Exercise:
Within the material below, find each line bearing the word "emblem" and present it.

Material shown:

════════════════

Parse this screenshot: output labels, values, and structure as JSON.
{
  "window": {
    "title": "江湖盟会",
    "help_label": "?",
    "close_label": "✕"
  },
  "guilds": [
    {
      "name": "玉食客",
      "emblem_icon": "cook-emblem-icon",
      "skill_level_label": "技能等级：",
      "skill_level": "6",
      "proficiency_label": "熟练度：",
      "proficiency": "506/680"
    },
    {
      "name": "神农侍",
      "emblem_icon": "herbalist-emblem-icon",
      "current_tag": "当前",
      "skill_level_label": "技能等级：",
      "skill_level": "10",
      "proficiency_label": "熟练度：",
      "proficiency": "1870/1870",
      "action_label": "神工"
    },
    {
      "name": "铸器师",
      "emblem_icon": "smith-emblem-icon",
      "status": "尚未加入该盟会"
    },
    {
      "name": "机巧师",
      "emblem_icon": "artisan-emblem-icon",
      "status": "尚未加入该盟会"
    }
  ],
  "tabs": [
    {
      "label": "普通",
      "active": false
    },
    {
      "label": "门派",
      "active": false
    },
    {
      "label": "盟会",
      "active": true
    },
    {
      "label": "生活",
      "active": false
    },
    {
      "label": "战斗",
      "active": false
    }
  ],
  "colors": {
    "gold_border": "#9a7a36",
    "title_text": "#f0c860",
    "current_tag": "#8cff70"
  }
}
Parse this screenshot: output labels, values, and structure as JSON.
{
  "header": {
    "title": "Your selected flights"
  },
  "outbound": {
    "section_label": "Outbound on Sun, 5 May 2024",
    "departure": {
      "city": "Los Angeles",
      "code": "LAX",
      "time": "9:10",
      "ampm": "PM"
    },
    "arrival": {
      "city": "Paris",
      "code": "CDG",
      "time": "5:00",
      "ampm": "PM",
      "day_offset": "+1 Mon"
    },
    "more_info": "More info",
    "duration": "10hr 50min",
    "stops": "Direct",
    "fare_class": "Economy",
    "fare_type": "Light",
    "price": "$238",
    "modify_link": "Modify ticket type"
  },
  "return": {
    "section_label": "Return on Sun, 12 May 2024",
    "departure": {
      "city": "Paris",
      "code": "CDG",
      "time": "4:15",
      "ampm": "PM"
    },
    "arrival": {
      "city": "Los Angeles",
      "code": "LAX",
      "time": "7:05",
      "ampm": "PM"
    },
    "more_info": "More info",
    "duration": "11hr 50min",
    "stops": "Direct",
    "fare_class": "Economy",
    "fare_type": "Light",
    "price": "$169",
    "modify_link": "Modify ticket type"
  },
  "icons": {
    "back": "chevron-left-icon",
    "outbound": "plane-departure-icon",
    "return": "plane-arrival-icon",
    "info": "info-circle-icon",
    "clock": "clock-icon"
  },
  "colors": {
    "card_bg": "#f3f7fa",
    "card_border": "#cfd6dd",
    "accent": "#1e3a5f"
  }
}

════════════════

Solution to this problem:
      "emblem_icon": "cook-emblem-icon",
      "emblem_icon": "herbalist-emblem-icon",
      "emblem_icon": "smith-emblem-icon",
      "emblem_icon": "artisan-emblem-icon",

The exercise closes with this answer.